The material is a yarn made of netting that is about 4 inches wide.  So far, I've used only Sashay brand yarn.  It comes in varigated shades of one color or several coordinating colors.

1 skein of fishnet type yarn
knitting needles  (The holes are large so a range of sizes work.  I used US size 7.) 

1.  The yarn needs to be stretched for easier handling.  In my opinion, the knitting goes more smoothly when this is done ahead of time.  Virginia suggested wrapping the yarn around a book.  I did this at first, but found it less cumbersome to wrap around a towel or another skein of yarn.
This opens up the yarn and makes finding the holes to be knitted in easier.
2.  Fold back about 1 inch of the fishnet yarn.  (The fold faces away from you, although I'm not sure this matters.) 
3.  Stick needle in a loop very close to thick edge through the front of the loop.

4Stick needle in a loop very close to thin edge through the front of the loop.  

5.  These loops (#3 and #4 above) become the first ONE cast on.
the first loop

6.  Cast on as many loops as you like—8 is a good number.  Virginia likes to cast on 6 since it makes a longer scarf.  I like the greater fullness of 8.  You could cast on more for a shorter, fuller scarf.
Cast on by sticking the needle through the back of each consecutive loop.

This video shows you how!

7.  Knit.  
   a.  Put the needle through the next loop and yarn over with a loop from the feeding yarn.
   b.  Skip a loop and knit the next loop.  
See how the large loops are connected by a "ladder"--2 parallel threads close together?  The loop marked "this loop" is the one to use in yarning over.  The loop before it is skipped.

   c.  Knit till you come to that "mess" that was the first loop.  Knit it altogether as ONE loop.
beginning to knit the "mess"
ready to push the "mess" off after knitting it

   d.  Turn the work to begin knitting the next row.  There should be some raw edge that needs tidying.  Stick the needle with all the loops on it into one or two loops on that raw edge.  That new "mess" along with the first loop on the needle becomes the first loop to knit.  Knit it yarning over with a loop from the feeding yarn.
   e.  Skip a loop and knit into the next loop to the end of the row.
   f.  Turn and knit.  You can skip a loop or not when knitting the first loop of each row (I generally did not skip a loop.).  

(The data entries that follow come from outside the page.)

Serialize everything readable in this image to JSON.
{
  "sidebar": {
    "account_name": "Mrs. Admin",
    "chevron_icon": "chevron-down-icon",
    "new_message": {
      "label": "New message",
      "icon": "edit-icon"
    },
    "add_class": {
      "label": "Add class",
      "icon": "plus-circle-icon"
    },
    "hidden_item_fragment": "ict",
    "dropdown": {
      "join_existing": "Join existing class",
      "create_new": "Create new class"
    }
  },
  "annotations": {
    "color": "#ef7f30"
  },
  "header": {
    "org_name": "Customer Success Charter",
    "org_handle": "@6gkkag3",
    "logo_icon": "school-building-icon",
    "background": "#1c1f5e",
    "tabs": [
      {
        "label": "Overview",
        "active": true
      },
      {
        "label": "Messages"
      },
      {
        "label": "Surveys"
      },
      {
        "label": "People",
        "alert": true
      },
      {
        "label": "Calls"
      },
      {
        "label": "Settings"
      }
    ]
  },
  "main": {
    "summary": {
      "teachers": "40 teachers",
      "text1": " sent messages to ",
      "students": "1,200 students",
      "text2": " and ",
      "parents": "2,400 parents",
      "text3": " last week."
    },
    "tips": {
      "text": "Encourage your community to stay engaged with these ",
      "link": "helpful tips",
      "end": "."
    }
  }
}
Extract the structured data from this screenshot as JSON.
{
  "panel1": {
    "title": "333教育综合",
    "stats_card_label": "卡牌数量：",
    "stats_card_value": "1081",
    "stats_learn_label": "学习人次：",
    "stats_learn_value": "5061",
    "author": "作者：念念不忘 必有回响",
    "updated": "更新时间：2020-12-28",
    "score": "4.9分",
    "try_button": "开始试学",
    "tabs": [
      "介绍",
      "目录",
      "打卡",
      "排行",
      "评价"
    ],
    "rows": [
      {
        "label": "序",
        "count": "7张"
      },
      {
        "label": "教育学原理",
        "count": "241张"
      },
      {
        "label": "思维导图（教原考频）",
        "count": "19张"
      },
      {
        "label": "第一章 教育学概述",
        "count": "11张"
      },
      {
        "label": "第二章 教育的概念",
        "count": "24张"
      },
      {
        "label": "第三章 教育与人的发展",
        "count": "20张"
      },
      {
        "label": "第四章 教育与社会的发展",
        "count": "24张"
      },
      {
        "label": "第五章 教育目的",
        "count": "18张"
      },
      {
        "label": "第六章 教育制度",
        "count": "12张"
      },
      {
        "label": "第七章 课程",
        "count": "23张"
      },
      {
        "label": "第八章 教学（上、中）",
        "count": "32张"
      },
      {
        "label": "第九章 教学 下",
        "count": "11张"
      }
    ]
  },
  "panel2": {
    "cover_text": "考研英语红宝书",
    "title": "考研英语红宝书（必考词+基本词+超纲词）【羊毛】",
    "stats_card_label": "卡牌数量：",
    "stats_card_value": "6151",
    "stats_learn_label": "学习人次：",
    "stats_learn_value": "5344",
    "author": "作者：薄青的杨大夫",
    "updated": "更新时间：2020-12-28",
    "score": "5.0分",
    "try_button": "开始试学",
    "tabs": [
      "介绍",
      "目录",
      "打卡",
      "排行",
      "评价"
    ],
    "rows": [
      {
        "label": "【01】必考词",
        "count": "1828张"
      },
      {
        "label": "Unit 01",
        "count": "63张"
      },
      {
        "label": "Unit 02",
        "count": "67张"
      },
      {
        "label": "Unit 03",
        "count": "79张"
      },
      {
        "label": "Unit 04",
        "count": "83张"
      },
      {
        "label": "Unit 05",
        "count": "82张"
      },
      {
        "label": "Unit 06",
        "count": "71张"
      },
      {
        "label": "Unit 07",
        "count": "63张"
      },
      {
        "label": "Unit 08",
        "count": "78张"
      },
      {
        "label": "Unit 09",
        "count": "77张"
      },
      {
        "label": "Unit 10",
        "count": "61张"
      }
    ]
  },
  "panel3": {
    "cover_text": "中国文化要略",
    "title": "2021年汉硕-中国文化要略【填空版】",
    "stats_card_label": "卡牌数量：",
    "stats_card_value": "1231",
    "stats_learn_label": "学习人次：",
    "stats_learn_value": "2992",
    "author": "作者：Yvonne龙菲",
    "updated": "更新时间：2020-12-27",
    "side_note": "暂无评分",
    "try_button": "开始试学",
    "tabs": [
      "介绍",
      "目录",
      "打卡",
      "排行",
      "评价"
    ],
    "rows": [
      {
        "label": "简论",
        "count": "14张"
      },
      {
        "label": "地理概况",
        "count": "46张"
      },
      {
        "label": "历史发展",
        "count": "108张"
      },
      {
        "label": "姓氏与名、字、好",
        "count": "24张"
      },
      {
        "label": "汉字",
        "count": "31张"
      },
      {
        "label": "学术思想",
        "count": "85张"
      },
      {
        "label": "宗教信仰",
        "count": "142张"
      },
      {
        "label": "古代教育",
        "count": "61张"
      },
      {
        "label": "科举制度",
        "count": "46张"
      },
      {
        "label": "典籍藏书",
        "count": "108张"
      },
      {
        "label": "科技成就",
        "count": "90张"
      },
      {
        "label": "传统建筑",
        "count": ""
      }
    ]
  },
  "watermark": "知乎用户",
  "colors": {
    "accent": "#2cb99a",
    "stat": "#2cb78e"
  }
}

8.  Cast off, leaving a tail long enough to weave through the scarf--at least 4 inches.  Pull the tail through the last loop.  When weaving the tail, use a large hole tapestry needle and pull the yarn through loops as close to the inside as possible.  
The tail has been fed through the loop but not yet pulled more snugly.
The tail has been pulled snugly.

1.  knitting a ruffle scarf (video). casting off at 2.0 minutes in.  I don't recommend finishing off with a knot at the end of the scarf.
2.  different method of casting on (video).  can see hands well.  However, he skips a loop when starting a new row.  You can skip or not skip, doesn't matter.  AND he says to knit in every loop without skipping.  I did this and the scarf does NOT ruffle.  I've added this link because his hands are very clear to watch.
3. a variation (video).  very wide and long with 2 skeins of fishnet and one of regular yarn.  Intersperse 2 rows of regular yarn in between each fishnet row.  When knitting with fishnet, be sure to skip every other loop to get the ruffle effect.

I've made 5 scarves now in various colors and am currently working on a 6th.  They're all gifts!

NOTE:  This yarn and this pattern are very forgiving!  Don't worry about mistakes such as not skipping a loop here and there or even dropping a stitch (simply make a new one!)  or having too many stitches (simply knit 2 together!).

Visit our BBA team blog to see more completed Challenges!

photos by me © 2012 and 2013